▶ [What is being asked]
When you answer, copy every line of the listing below exactly.
>>>
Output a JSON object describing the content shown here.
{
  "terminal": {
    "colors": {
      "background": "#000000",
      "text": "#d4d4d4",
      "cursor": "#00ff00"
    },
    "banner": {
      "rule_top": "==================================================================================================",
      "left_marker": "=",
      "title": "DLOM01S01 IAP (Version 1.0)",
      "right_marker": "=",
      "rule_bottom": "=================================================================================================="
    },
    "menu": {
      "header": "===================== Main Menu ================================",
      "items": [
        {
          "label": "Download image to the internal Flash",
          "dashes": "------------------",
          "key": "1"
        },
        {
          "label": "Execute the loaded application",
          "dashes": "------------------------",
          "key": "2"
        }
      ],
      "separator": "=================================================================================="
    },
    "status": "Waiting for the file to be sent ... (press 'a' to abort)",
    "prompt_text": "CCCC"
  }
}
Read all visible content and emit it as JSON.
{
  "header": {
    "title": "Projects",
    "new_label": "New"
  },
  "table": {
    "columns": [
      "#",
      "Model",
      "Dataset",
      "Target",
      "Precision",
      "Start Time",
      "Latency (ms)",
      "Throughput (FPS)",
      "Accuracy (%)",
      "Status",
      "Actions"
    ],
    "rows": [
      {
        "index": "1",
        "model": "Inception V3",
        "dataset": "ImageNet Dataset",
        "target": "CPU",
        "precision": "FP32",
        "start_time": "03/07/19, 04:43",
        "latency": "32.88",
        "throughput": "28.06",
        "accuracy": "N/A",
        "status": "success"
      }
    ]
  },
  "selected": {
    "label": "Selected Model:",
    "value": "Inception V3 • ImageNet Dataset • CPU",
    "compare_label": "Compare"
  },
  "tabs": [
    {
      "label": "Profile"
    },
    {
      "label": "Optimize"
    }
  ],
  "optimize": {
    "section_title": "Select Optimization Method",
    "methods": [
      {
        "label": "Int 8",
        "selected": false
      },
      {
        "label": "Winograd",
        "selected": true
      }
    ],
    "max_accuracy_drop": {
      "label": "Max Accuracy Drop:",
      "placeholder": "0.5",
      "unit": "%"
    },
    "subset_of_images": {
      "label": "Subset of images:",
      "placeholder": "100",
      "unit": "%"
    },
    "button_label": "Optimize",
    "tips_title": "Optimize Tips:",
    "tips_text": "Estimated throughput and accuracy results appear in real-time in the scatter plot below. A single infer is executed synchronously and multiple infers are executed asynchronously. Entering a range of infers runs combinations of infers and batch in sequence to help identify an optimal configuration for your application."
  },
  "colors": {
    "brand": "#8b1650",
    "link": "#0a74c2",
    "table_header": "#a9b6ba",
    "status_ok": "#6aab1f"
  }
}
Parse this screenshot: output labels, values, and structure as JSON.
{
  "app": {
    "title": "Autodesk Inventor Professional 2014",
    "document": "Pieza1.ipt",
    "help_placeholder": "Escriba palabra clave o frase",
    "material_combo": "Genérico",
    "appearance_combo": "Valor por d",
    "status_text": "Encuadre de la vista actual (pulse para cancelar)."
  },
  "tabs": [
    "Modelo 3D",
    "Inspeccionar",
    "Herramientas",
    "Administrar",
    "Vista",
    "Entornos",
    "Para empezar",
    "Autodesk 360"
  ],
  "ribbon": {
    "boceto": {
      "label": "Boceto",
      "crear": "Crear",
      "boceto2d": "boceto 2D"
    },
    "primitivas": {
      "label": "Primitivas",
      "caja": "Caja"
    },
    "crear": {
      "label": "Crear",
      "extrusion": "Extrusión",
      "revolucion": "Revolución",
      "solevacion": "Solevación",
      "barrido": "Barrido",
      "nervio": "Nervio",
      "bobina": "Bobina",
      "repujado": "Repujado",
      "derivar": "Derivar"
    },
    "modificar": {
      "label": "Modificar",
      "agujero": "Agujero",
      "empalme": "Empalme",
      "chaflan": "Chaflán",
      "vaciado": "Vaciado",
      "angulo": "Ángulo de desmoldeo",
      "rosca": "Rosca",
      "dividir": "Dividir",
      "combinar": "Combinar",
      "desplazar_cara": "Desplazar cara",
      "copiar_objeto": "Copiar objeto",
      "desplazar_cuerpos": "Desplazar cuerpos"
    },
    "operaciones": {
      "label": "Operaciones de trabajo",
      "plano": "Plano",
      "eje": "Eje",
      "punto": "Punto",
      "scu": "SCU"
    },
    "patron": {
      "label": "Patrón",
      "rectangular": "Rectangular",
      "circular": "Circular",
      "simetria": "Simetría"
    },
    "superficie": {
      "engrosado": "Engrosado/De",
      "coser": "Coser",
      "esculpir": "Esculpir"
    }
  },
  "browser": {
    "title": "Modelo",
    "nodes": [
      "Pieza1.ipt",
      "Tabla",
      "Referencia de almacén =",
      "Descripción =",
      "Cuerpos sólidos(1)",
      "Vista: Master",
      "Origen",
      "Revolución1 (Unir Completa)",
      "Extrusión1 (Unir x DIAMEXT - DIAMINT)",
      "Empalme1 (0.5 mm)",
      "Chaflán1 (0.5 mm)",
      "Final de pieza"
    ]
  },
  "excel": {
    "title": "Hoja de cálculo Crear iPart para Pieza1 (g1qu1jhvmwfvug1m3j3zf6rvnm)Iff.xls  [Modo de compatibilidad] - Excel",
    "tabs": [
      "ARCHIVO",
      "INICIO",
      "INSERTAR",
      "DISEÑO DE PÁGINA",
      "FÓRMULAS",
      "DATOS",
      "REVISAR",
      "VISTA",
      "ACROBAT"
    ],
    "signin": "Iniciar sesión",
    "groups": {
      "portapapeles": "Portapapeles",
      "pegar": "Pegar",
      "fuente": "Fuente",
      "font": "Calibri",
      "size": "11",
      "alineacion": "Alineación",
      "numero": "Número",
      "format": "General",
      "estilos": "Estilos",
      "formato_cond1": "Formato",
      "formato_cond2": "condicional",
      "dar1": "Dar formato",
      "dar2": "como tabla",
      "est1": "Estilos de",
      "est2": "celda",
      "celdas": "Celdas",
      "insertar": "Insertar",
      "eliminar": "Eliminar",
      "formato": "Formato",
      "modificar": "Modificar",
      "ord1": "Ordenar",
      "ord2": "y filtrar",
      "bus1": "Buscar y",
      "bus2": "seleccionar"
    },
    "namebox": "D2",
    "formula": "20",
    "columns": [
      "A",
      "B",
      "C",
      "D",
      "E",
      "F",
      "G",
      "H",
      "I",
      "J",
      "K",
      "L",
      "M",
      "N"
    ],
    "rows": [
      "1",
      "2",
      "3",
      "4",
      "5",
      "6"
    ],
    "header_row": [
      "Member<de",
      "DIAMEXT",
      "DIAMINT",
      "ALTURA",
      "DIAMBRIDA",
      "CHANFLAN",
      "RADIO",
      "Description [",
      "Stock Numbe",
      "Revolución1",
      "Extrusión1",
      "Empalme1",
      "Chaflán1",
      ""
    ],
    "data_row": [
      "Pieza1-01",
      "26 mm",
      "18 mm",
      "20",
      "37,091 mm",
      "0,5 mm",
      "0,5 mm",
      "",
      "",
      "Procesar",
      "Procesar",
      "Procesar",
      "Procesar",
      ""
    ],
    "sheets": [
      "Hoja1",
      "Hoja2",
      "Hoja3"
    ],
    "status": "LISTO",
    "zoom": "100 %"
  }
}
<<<
▶ [Result]
Output a JSON object describing the content shown here.
{
  "terminal": {
    "colors": {
      "background": "#000000",
      "text": "#d4d4d4",
      "cursor": "#00ff00"
    },
    "banner": {
      "rule_top": "==================================================================================================",
      "left_marker": "=",
      "title": "DLOM01S01 IAP (Version 1.0)",
      "right_marker": "=",
      "rule_bottom": "=================================================================================================="
    },
    "menu": {
      "header": "===================== Main Menu ================================",
      "items": [
        {
          "label": "Download image to the internal Flash",
          "dashes": "------------------",
          "key": "1"
        },
        {
          "label": "Execute the loaded application",
          "dashes": "------------------------",
          "key": "2"
        }
      ],
      "separator": "=================================================================================="
    },
    "status": "Waiting for the file to be sent ... (press 'a' to abort)",
    "prompt_text": "CCCC"
  }
}
Read all visible content and emit it as JSON.
{
  "header": {
    "title": "Projects",
    "new_label": "New"
  },
  "table": {
    "columns": [
      "#",
      "Model",
      "Dataset",
      "Target",
      "Precision",
      "Start Time",
      "Latency (ms)",
      "Throughput (FPS)",
      "Accuracy (%)",
      "Status",
      "Actions"
    ],
    "rows": [
      {
        "index": "1",
        "model": "Inception V3",
        "dataset": "ImageNet Dataset",
        "target": "CPU",
        "precision": "FP32",
        "start_time": "03/07/19, 04:43",
        "latency": "32.88",
        "throughput": "28.06",
        "accuracy": "N/A",
        "status": "success"
      }
    ]
  },
  "selected": {
    "label": "Selected Model:",
    "value": "Inception V3 • ImageNet Dataset • CPU",
    "compare_label": "Compare"
  },
  "tabs": [
    {
      "label": "Profile"
    },
    {
      "label": "Optimize"
    }
  ],
  "optimize": {
    "section_title": "Select Optimization Method",
    "methods": [
      {
        "label": "Int 8",
        "selected": false
      },
      {
        "label": "Winograd",
        "selected": true
      }
    ],
    "max_accuracy_drop": {
      "label": "Max Accuracy Drop:",
      "placeholder": "0.5",
      "unit": "%"
    },
    "subset_of_images": {
      "label": "Subset of images:",
      "placeholder": "100",
      "unit": "%"
    },
    "button_label": "Optimize",
    "tips_title": "Optimize Tips:",
    "tips_text": "Estimated throughput and accuracy results appear in real-time in the scatter plot below. A single infer is executed synchronously and multiple infers are executed asynchronously. Entering a range of infers runs combinations of infers and batch in sequence to help identify an optimal configuration for your application."
  },
  "colors": {
    "brand": "#8b1650",
    "link": "#0a74c2",
    "table_header": "#a9b6ba",
    "status_ok": "#6aab1f"
  }
}
Parse this screenshot: output labels, values, and structure as JSON.
{
  "app": {
    "title": "Autodesk Inventor Professional 2014",
    "document": "Pieza1.ipt",
    "help_placeholder": "Escriba palabra clave o frase",
    "material_combo": "Genérico",
    "appearance_combo": "Valor por d",
    "status_text": "Encuadre de la vista actual (pulse para cancelar)."
  },
  "tabs": [
    "Modelo 3D",
    "Inspeccionar",
    "Herramientas",
    "Administrar",
    "Vista",
    "Entornos",
    "Para empezar",
    "Autodesk 360"
  ],
  "ribbon": {
    "boceto": {
      "label": "Boceto",
      "crear": "Crear",
      "boceto2d": "boceto 2D"
    },
    "primitivas": {
      "label": "Primitivas",
      "caja": "Caja"
    },
    "crear": {
      "label": "Crear",
      "extrusion": "Extrusión",
      "revolucion": "Revolución",
      "solevacion": "Solevación",
      "barrido": "Barrido",
      "nervio": "Nervio",
      "bobina": "Bobina",
      "repujado": "Repujado",
      "derivar": "Derivar"
    },
    "modificar": {
      "label": "Modificar",
      "agujero": "Agujero",
      "empalme": "Empalme",
      "chaflan": "Chaflán",
      "vaciado": "Vaciado",
      "angulo": "Ángulo de desmoldeo",
      "rosca": "Rosca",
      "dividir": "Dividir",
      "combinar": "Combinar",
      "desplazar_cara": "Desplazar cara",
      "copiar_objeto": "Copiar objeto",
      "desplazar_cuerpos": "Desplazar cuerpos"
    },
    "operaciones": {
      "label": "Operaciones de trabajo",
      "plano": "Plano",
      "eje": "Eje",
      "punto": "Punto",
      "scu": "SCU"
    },
    "patron": {
      "label": "Patrón",
      "rectangular": "Rectangular",
      "circular": "Circular",
      "simetria": "Simetría"
    },
    "superficie": {
      "engrosado": "Engrosado/De",
      "coser": "Coser",
      "esculpir": "Esculpir"
    }
  },
  "browser": {
    "title": "Modelo",
    "nodes": [
      "Pieza1.ipt",
      "Tabla",
      "Referencia de almacén =",
      "Descripción =",
      "Cuerpos sólidos(1)",
      "Vista: Master",
      "Origen",
      "Revolución1 (Unir Completa)",
      "Extrusión1 (Unir x DIAMEXT - DIAMINT)",
      "Empalme1 (0.5 mm)",
      "Chaflán1 (0.5 mm)",
      "Final de pieza"
    ]
  },
  "excel": {
    "title": "Hoja de cálculo Crear iPart para Pieza1 (g1qu1jhvmwfvug1m3j3zf6rvnm)Iff.xls  [Modo de compatibilidad] - Excel",
    "tabs": [
      "ARCHIVO",
      "INICIO",
      "INSERTAR",
      "DISEÑO DE PÁGINA",
      "FÓRMULAS",
      "DATOS",
      "REVISAR",
      "VISTA",
      "ACROBAT"
    ],
    "signin": "Iniciar sesión",
    "groups": {
      "portapapeles": "Portapapeles",
      "pegar": "Pegar",
      "fuente": "Fuente",
      "font": "Calibri",
      "size": "11",
      "alineacion": "Alineación",
      "numero": "Número",
      "format": "General",
      "estilos": "Estilos",
      "formato_cond1": "Formato",
      "formato_cond2": "condicional",
      "dar1": "Dar formato",
      "dar2": "como tabla",
      "est1": "Estilos de",
      "est2": "celda",
      "celdas": "Celdas",
      "insertar": "Insertar",
      "eliminar": "Eliminar",
      "formato": "Formato",
      "modificar": "Modificar",
      "ord1": "Ordenar",
      "ord2": "y filtrar",
      "bus1": "Buscar y",
      "bus2": "seleccionar"
    },
    "namebox": "D2",
    "formula": "20",
    "columns": [
      "A",
      "B",
      "C",
      "D",
      "E",
      "F",
      "G",
      "H",
      "I",
      "J",
      "K",
      "L",
      "M",
      "N"
    ],
    "rows": [
      "1",
      "2",
      "3",
      "4",
      "5",
      "6"
    ],
    "header_row": [
      "Member<de",
      "DIAMEXT",
      "DIAMINT",
      "ALTURA",
      "DIAMBRIDA",
      "CHANFLAN",
      "RADIO",
      "Description [",
      "Stock Numbe",
      "Revolución1",
      "Extrusión1",
      "Empalme1",
      "Chaflán1",
      ""
    ],
    "data_row": [
      "Pieza1-01",
      "26 mm",
      "18 mm",
      "20",
      "37,091 mm",
      "0,5 mm",
      "0,5 mm",
      "",
      "",
      "Procesar",
      "Procesar",
      "Procesar",
      "Procesar",
      ""
    ],
    "sheets": [
      "Hoja1",
      "Hoja2",
      "Hoja3"
    ],
    "status": "LISTO",
    "zoom": "100 %"
  }
}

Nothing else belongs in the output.